A few years back, I attended “College Night” with my son, when he was beginning his senior year of high school. During one of the breaks, I ran into a fellow mom.
“I just don’t know what I’m going to do when Spencer leaves for college.”
She looked distraught, and possibly ready to cry. Well first of all, I said, we’ve got about a year to get used to the idea, and second of all, I can think of about a hundred things I’d like to do when the kids leave home. Just off the top of my head. I sensed her backing away, as if I was speaking a language she did not understand, and it occurred to me that I might have been one of the few mothers who was not dreading the empty nest.
Of course, we love the kids, and of course we’ll miss having them around the house once they fly the coop. They’re generally a lot of fun, and can often be quite useful when you need heavy boxes lifted or someone to see “The Avengers” with. But when my oldest child went off to college, I felt none of the grief and sadness I was told I should expect. I wasn’t in “mourning” for my mothering years. I had done my job and he had done his, and both of us had done those jobs pretty well. He was excited about beginning this new adventure. How could I possibly be upset over his leaving? I was not only happy for him, I was also looking forward to my next chapter.
I have always been of the mind that we parents need to have lives of our own – a point I tried to pound home in my first book, The Three-Martini Playdate: A Practical Guide to Happy Parenting , a book that encourages moms and dads to jump off the child-centric parental treadmill. I’ve tried to encourage the same kind of self-sufficiency in my kids, essentially pushing them out of the house in preparation for an eventual happy and self-sufficient adulthood. But if you’re one of those moms or dads who have spent the last eighteen years or so scheduling, orchestrating or otherwise supervising your child’s every waking moment, you may be in for a shock when the reason for your very existence is suddenly absent.
So it’s time to get a life, if you haven’t taken care of that bit of business yet. Not to say that you won’t have any feelings when you realize there’s an empty room free of stinky socks on the floor, or that you will no longer be able to enjoy the cover of your daughter when the next “Twilight” movie comes out. Indulge in whatever emotions that may arise. Cry, wring your hands, keen, whimper. Then you might start getting busy remaking your child’s old room into a yoga studio, or a crafts & napping den. That should cheer you right up!
There are trips to plan, books to be read, puttering to do. Or maybe you w1ant to go back to school yourself (preferably not the same one your child is attending), or take some cooking classes, or finally write that novel or learn how to sail a boat. You might have time to reacquaint yourself with some old friends, or make some new ones. Find work you love, or volunteer. Rediscover your spouse. And yourself, while you’re at it. Throw out the mom jeans. Take some hula lessons.

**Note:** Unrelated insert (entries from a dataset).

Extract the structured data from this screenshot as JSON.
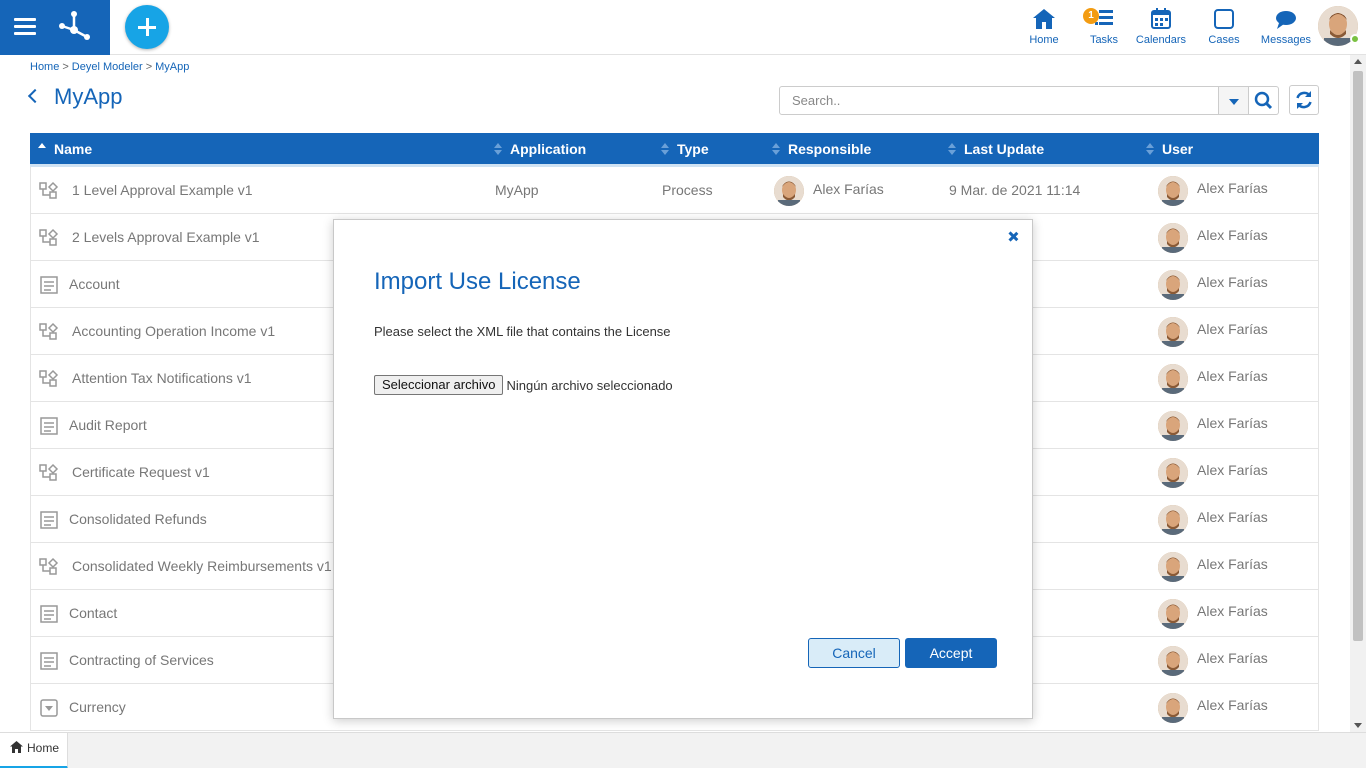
{
  "topbar": {
    "nav": [
      {
        "id": "home",
        "label": "Home",
        "icon": "home-icon"
      },
      {
        "id": "tasks",
        "label": "Tasks",
        "icon": "tasks-icon",
        "badge": "1"
      },
      {
        "id": "calendars",
        "label": "Calendars",
        "icon": "calendar-icon"
      },
      {
        "id": "cases",
        "label": "Cases",
        "icon": "cases-icon"
      },
      {
        "id": "messages",
        "label": "Messages",
        "icon": "messages-icon"
      }
    ],
    "accent": "#1565b8",
    "add_color": "#17a4e6"
  },
  "breadcrumb": {
    "items": [
      "Home",
      "Deyel Modeler",
      "MyApp"
    ],
    "separator": ">"
  },
  "page": {
    "title": "MyApp"
  },
  "search": {
    "placeholder": "Search.."
  },
  "table": {
    "headers": {
      "name": "Name",
      "application": "Application",
      "type": "Type",
      "responsible": "Responsible",
      "last_update": "Last Update",
      "user": "User"
    },
    "rows": [
      {
        "icon": "process-icon",
        "name": "1 Level Approval Example v1",
        "application": "MyApp",
        "type": "Process",
        "responsible": "Alex Farías",
        "last_update": "9 Mar. de 2021 11:14",
        "user": "Alex Farías"
      },
      {
        "icon": "process-icon",
        "name": "2 Levels Approval Example v1",
        "application": "",
        "type": "",
        "responsible": "",
        "last_update": ") 11:23",
        "user": "Alex Farías"
      },
      {
        "icon": "form-icon",
        "name": "Account",
        "application": "",
        "type": "",
        "responsible": "",
        "last_update": "21 10:18",
        "user": "Alex Farías"
      },
      {
        "icon": "process-icon",
        "name": "Accounting Operation Income v1",
        "application": "",
        "type": "",
        "responsible": "",
        "last_update": "1 10:26",
        "user": "Alex Farías"
      },
      {
        "icon": "process-icon",
        "name": "Attention Tax Notifications v1",
        "application": "",
        "type": "",
        "responsible": "",
        "last_update": "21 16:42",
        "user": "Alex Farías"
      },
      {
        "icon": "form-icon",
        "name": "Audit Report",
        "application": "",
        "type": "",
        "responsible": "",
        "last_update": "21 16:43",
        "user": "Alex Farías"
      },
      {
        "icon": "process-icon",
        "name": "Certificate Request v1",
        "application": "",
        "type": "",
        "responsible": "",
        "last_update": " 12:45",
        "user": "Alex Farías"
      },
      {
        "icon": "form-icon",
        "name": "Consolidated Refunds",
        "application": "",
        "type": "",
        "responsible": "",
        "last_update": "1 17:20",
        "user": "Alex Farías"
      },
      {
        "icon": "process-icon",
        "name": "Consolidated Weekly Reimbursements v1",
        "application": "",
        "type": "",
        "responsible": "",
        "last_update": "21 16:05",
        "user": "Alex Farías"
      },
      {
        "icon": "form-icon",
        "name": "Contact",
        "application": "",
        "type": "",
        "responsible": "",
        "last_update": "21 10:14",
        "user": "Alex Farías"
      },
      {
        "icon": "form-icon",
        "name": "Contracting of Services",
        "application": "",
        "type": "",
        "responsible": "",
        "last_update": "1 17:49",
        "user": "Alex Farías"
      },
      {
        "icon": "dropdown-list-icon",
        "name": "Currency",
        "application": "",
        "type": "",
        "responsible": "",
        "last_update": "21 17:24",
        "user": "Alex Farías"
      }
    ]
  },
  "modal": {
    "title": "Import Use License",
    "text": "Please select the XML file that contains the License",
    "file_button": "Seleccionar archivo",
    "file_status": "Ningún archivo seleccionado",
    "cancel_label": "Cancel",
    "accept_label": "Accept"
  },
  "bottom_tabs": {
    "home_label": "Home"
  }
}
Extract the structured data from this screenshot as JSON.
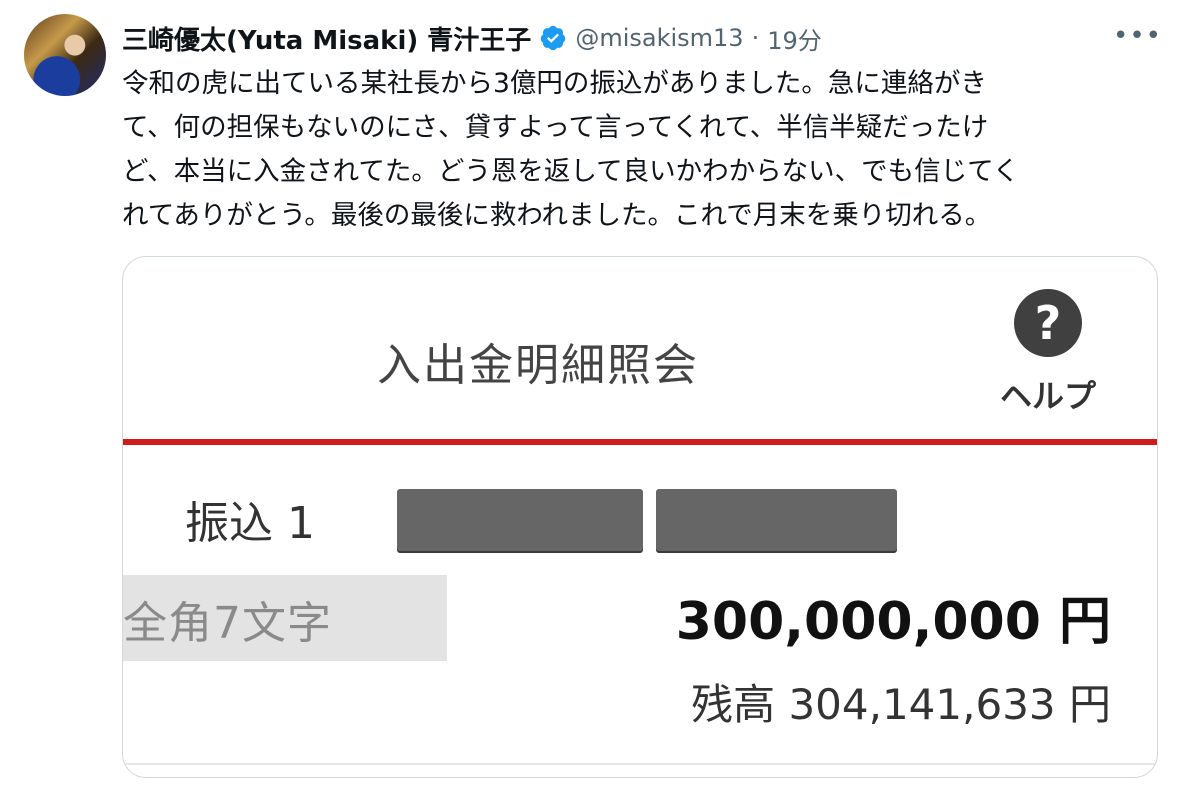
{
  "user": {
    "display_name": "三崎優太(Yuta Misaki) 青汁王子",
    "handle": "@misakism13",
    "separator": "·",
    "time": "19分",
    "verified_color": "#1d9bf0"
  },
  "menu": {
    "more_glyph": "•••"
  },
  "tweet": {
    "lines": [
      "令和の虎に出ている某社長から3億円の振込がありました。急に連絡がき",
      "て、何の担保もないのにさ、貸すよって言ってくれて、半信半疑だったけ",
      "ど、本当に入金されてた。どう恩を返して良いかわからない、でも信じてく",
      "れてありがとう。最後の最後に救われました。これで月末を乗り切れる。"
    ]
  },
  "screenshot": {
    "title": "入出金明細照会",
    "help_glyph": "?",
    "help_label": "ヘルプ",
    "transfer_label": "振込 1",
    "name_placeholder": "全角7文字",
    "amount": "300,000,000 円",
    "balance": "残高 304,141,633 円",
    "accent_color": "#d21c1c"
  }
}
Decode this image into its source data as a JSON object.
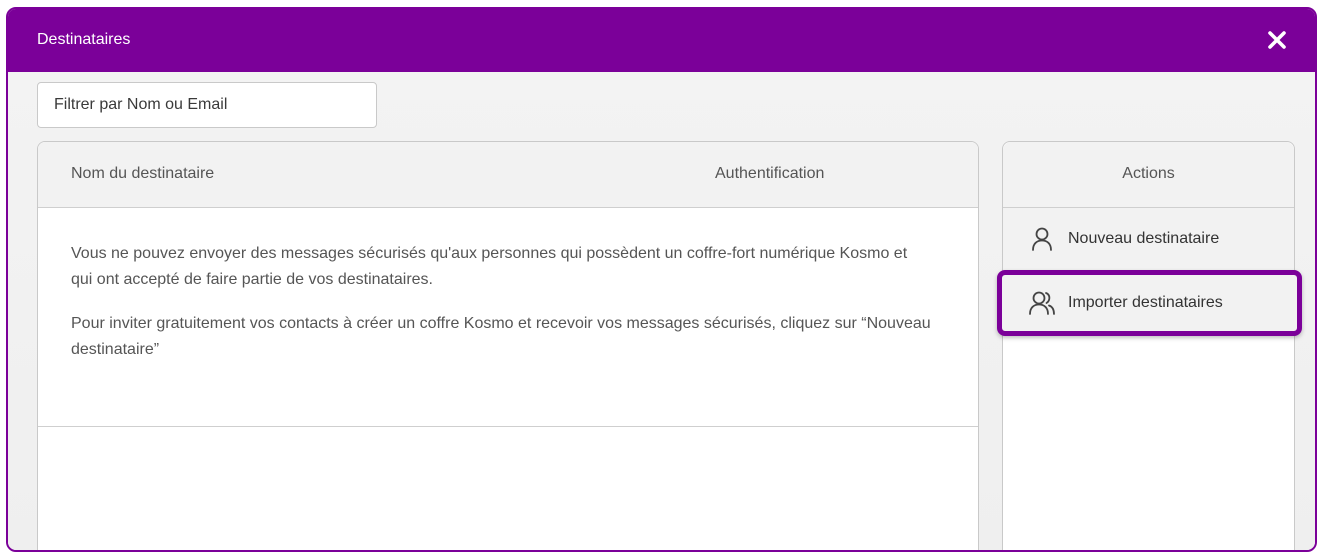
{
  "dialog": {
    "title": "Destinataires",
    "close_icon": "close-icon"
  },
  "filter": {
    "placeholder": "Filtrer par Nom ou Email",
    "value": ""
  },
  "table": {
    "columns": [
      "Nom du destinataire",
      "Authentification"
    ],
    "empty_message": [
      "Vous ne pouvez envoyer des messages sécurisés qu'aux personnes qui possèdent un coffre-fort numérique Kosmo et qui ont accepté de faire partie de vos destinataires.",
      "Pour inviter gratuitement vos contacts à créer un coffre Kosmo et recevoir vos messages sécurisés, cliquez sur “Nouveau destinataire”"
    ]
  },
  "actions": {
    "title": "Actions",
    "items": [
      {
        "label": "Nouveau destinataire",
        "icon": "user-icon"
      },
      {
        "label": "Importer destinataires",
        "icon": "users-icon",
        "highlighted": true
      }
    ]
  },
  "colors": {
    "brand": "#7b0099",
    "panel_header": "#f2f2f2",
    "text": "#555555"
  }
}
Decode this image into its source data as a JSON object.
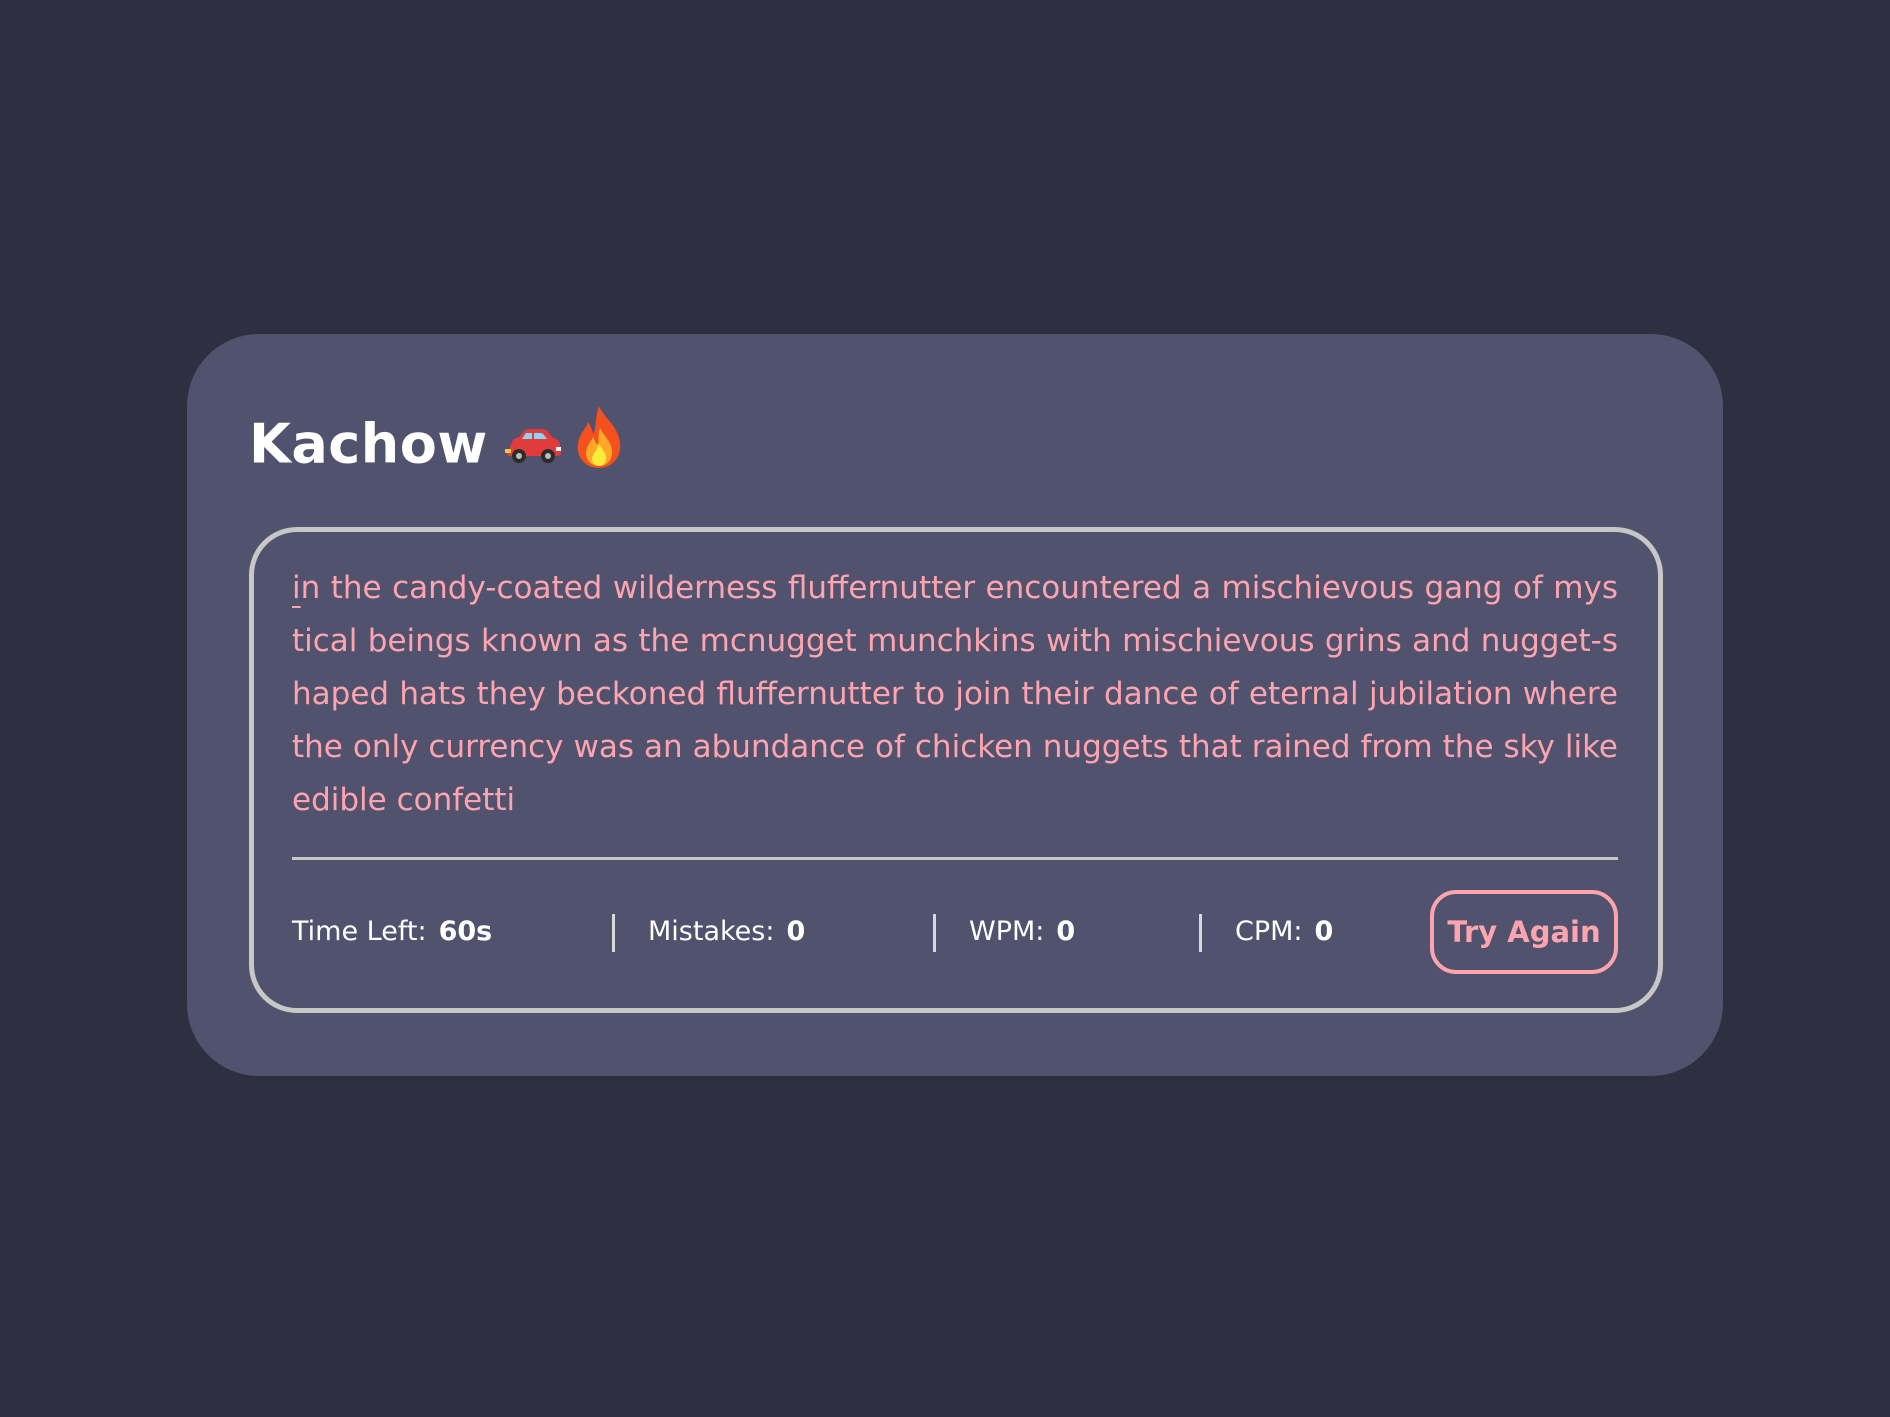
{
  "app": {
    "title": "Kachow",
    "icons": [
      "car-icon",
      "fire-icon"
    ]
  },
  "paragraph": {
    "first_char": "i",
    "rest": "n the candy-coated wilderness fluffernutter encountered a mischievous gang of mystical beings known as the mcnugget munchkins with mischievous grins and nugget-shaped hats they beckoned fluffernutter to join their dance of eternal jubilation where the only currency was an abundance of chicken nuggets that rained from the sky like edible confetti"
  },
  "stats": {
    "time_left_label": "Time Left:",
    "time_left_value": "60s",
    "mistakes_label": "Mistakes:",
    "mistakes_value": "0",
    "wpm_label": "WPM:",
    "wpm_value": "0",
    "cpm_label": "CPM:",
    "cpm_value": "0"
  },
  "actions": {
    "try_again_label": "Try Again"
  },
  "colors": {
    "background": "#2f2f42",
    "card": "#51526e",
    "text_accent": "#fda4af",
    "border": "#c7c7c7"
  }
}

What a good thing it’ll be for your kids to come home on a college break and find that their mom is busy and engaged. And by the way, chances are they will be back, and before you know it. For winter break, summer break, and possibly for good, once they graduate, So enjoy these next few years. And do your best to suppress the urge to rent an apartment near your child’s dorm. A house free of children does not mean a house free of fun. Now, go have some.